[WORK REQUIRED]: Word for word, restate all of the entries.

[ENTRIES PROVIDED]:

::::

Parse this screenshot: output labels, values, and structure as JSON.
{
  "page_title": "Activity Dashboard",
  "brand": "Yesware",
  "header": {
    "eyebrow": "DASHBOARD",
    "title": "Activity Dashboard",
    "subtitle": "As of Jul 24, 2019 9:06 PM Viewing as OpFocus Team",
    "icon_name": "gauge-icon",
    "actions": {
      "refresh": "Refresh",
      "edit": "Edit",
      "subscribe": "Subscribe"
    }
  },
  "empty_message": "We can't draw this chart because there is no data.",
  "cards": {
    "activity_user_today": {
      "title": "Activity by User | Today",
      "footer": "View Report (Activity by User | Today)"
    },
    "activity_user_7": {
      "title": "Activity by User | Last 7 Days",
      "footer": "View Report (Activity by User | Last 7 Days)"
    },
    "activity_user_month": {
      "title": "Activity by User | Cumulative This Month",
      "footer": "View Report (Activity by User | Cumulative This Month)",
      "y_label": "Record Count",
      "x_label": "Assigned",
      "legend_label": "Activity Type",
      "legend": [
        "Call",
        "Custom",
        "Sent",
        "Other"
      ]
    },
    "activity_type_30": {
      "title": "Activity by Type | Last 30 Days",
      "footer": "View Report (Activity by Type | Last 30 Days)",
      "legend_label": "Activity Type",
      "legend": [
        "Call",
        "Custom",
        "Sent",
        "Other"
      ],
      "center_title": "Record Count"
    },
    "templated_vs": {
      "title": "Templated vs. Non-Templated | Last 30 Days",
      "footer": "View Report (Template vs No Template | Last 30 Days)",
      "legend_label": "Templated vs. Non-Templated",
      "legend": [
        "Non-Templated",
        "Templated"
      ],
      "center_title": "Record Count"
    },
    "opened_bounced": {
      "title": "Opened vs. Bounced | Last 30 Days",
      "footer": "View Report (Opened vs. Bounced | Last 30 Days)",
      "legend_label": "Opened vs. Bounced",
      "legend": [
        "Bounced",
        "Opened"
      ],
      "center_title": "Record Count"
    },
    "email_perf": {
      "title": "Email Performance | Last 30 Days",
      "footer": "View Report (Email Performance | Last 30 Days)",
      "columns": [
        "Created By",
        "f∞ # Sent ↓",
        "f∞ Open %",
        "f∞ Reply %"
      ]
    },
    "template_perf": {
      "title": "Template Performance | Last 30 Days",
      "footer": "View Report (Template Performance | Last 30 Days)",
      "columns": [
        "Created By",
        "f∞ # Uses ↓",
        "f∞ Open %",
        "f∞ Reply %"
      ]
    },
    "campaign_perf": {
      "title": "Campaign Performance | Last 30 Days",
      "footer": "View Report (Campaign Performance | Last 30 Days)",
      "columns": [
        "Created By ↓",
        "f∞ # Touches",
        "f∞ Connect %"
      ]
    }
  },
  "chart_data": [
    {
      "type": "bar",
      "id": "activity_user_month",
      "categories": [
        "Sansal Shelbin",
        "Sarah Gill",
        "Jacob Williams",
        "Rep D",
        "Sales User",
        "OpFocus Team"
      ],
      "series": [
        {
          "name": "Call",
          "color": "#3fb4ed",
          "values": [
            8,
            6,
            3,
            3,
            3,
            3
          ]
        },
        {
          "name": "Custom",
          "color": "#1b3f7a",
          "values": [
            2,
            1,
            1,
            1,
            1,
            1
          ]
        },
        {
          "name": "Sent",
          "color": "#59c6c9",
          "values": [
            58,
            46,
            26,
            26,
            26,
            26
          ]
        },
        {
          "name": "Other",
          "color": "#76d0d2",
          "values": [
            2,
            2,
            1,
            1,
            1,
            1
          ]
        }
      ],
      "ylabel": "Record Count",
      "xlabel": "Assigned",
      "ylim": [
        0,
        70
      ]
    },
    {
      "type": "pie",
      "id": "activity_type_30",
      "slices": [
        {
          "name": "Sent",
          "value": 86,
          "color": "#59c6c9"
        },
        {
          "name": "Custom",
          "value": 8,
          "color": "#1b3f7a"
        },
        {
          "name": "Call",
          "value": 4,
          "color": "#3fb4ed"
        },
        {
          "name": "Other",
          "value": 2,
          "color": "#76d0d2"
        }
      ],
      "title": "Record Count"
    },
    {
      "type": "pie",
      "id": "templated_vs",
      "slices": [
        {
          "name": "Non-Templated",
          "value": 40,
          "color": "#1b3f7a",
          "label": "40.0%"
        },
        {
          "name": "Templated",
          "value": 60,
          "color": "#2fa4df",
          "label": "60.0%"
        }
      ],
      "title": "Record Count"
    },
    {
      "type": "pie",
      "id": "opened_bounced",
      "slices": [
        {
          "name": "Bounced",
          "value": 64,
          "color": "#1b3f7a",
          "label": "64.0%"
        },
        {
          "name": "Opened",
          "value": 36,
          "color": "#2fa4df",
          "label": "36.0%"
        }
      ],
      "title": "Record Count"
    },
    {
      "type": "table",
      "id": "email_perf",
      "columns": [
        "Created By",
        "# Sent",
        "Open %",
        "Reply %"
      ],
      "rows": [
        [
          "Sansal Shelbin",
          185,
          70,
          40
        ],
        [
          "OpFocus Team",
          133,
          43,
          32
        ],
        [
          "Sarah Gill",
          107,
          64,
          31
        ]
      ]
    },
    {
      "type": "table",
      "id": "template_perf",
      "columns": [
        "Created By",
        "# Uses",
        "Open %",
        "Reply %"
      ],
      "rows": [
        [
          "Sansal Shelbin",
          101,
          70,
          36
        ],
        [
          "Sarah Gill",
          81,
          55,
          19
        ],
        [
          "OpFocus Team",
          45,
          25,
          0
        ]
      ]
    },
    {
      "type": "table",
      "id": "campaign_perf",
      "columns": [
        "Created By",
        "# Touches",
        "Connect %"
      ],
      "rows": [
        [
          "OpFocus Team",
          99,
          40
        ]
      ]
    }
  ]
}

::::

[ANSWER FOR THIS EXERCISE]:
Parse this screenshot: output labels, values, and structure as JSON.
{
  "page_title": "Activity Dashboard",
  "brand": "Yesware",
  "header": {
    "eyebrow": "DASHBOARD",
    "title": "Activity Dashboard",
    "subtitle": "As of Jul 24, 2019 9:06 PM Viewing as OpFocus Team",
    "icon_name": "gauge-icon",
    "actions": {
      "refresh": "Refresh",
      "edit": "Edit",
      "subscribe": "Subscribe"
    }
  },
  "empty_message": "We can't draw this chart because there is no data.",
  "cards": {
    "activity_user_today": {
      "title": "Activity by User | Today",
      "footer": "View Report (Activity by User | Today)"
    },
    "activity_user_7": {
      "title": "Activity by User | Last 7 Days",
      "footer": "View Report (Activity by User | Last 7 Days)"
    },
    "activity_user_month": {
      "title": "Activity by User | Cumulative This Month",
      "footer": "View Report (Activity by User | Cumulative This Month)",
      "y_label": "Record Count",
      "x_label": "Assigned",
      "legend_label": "Activity Type",
      "legend": [
        "Call",
        "Custom",
        "Sent",
        "Other"
      ]
    },
    "activity_type_30": {
      "title": "Activity by Type | Last 30 Days",
      "footer": "View Report (Activity by Type | Last 30 Days)",
      "legend_label": "Activity Type",
      "legend": [
        "Call",
        "Custom",
        "Sent",
        "Other"
      ],
      "center_title": "Record Count"
    },
    "templated_vs": {
      "title": "Templated vs. Non-Templated | Last 30 Days",
      "footer": "View Report (Template vs No Template | Last 30 Days)",
      "legend_label": "Templated vs. Non-Templated",
      "legend": [
        "Non-Templated",
        "Templated"
      ],
      "center_title": "Record Count"
    },
    "opened_bounced": {
      "title": "Opened vs. Bounced | Last 30 Days",
      "footer": "View Report (Opened vs. Bounced | Last 30 Days)",
      "legend_label": "Opened vs. Bounced",
      "legend": [
        "Bounced",
        "Opened"
      ],
      "center_title": "Record Count"
    },
    "email_perf": {
      "title": "Email Performance | Last 30 Days",
      "footer": "View Report (Email Performance | Last 30 Days)",
      "columns": [
        "Created By",
        "f∞ # Sent ↓",
        "f∞ Open %",
        "f∞ Reply %"
      ]
    },
    "template_perf": {
      "title": "Template Performance | Last 30 Days",
      "footer": "View Report (Template Performance | Last 30 Days)",
      "columns": [
        "Created By",
        "f∞ # Uses ↓",
        "f∞ Open %",
        "f∞ Reply %"
      ]
    },
    "campaign_perf": {
      "title": "Campaign Performance | Last 30 Days",
      "footer": "View Report (Campaign Performance | Last 30 Days)",
      "columns": [
        "Created By ↓",
        "f∞ # Touches",
        "f∞ Connect %"
      ]
    }
  },
  "chart_data": [
    {
      "type": "bar",
      "id": "activity_user_month",
      "categories": [
        "Sansal Shelbin",
        "Sarah Gill",
        "Jacob Williams",
        "Rep D",
        "Sales User",
        "OpFocus Team"
      ],
      "series": [
        {
          "name": "Call",
          "color": "#3fb4ed",
          "values": [
            8,
            6,
            3,
            3,
            3,
            3
          ]
        },
        {
          "name": "Custom",
          "color": "#1b3f7a",
          "values": [
            2,
            1,
            1,
            1,
            1,
            1
          ]
        },
        {
          "name": "Sent",
          "color": "#59c6c9",
          "values": [
            58,
            46,
            26,
            26,
            26,
            26
          ]
        },
        {
          "name": "Other",
          "color": "#76d0d2",
          "values": [
            2,
            2,
            1,
            1,
            1,
            1
          ]
        }
      ],
      "ylabel": "Record Count",
      "xlabel": "Assigned",
      "ylim": [
        0,
        70
      ]
    },
    {
      "type": "pie",
      "id": "activity_type_30",
      "slices": [
        {
          "name": "Sent",
          "value": 86,
          "color": "#59c6c9"
        },
        {
          "name": "Custom",
          "value": 8,
          "color": "#1b3f7a"
        },
        {
          "name": "Call",
          "value": 4,
          "color": "#3fb4ed"
        },
        {
          "name": "Other",
          "value": 2,
          "color": "#76d0d2"
        }
      ],
      "title": "Record Count"
    },
    {
      "type": "pie",
      "id": "templated_vs",
      "slices": [
        {
          "name": "Non-Templated",
          "value": 40,
          "color": "#1b3f7a",
          "label": "40.0%"
        },
        {
          "name": "Templated",
          "value": 60,
          "color": "#2fa4df",
          "label": "60.0%"
        }
      ],
      "title": "Record Count"
    },
    {
      "type": "pie",
      "id": "opened_bounced",
      "slices": [
        {
          "name": "Bounced",
          "value": 64,
          "color": "#1b3f7a",
          "label": "64.0%"
        },
        {
          "name": "Opened",
          "value": 36,
          "color": "#2fa4df",
          "label": "36.0%"
        }
      ],
      "title": "Record Count"
    },
    {
      "type": "table",
      "id": "email_perf",
      "columns": [
        "Created By",
        "# Sent",
        "Open %",
        "Reply %"
      ],
      "rows": [
        [
          "Sansal Shelbin",
          185,
          70,
          40
        ],
        [
          "OpFocus Team",
          133,
          43,
          32
        ],
        [
          "Sarah Gill",
          107,
          64,
          31
        ]
      ]
    },
    {
      "type": "table",
      "id": "template_perf",
      "columns": [
        "Created By",
        "# Uses",
        "Open %",
        "Reply %"
      ],
      "rows": [
        [
          "Sansal Shelbin",
          101,
          70,
          36
        ],
        [
          "Sarah Gill",
          81,
          55,
          19
        ],
        [
          "OpFocus Team",
          45,
          25,
          0
        ]
      ]
    },
    {
      "type": "table",
      "id": "campaign_perf",
      "columns": [
        "Created By",
        "# Touches",
        "Connect %"
      ],
      "rows": [
        [
          "OpFocus Team",
          99,
          40
        ]
      ]
    }
  ]
}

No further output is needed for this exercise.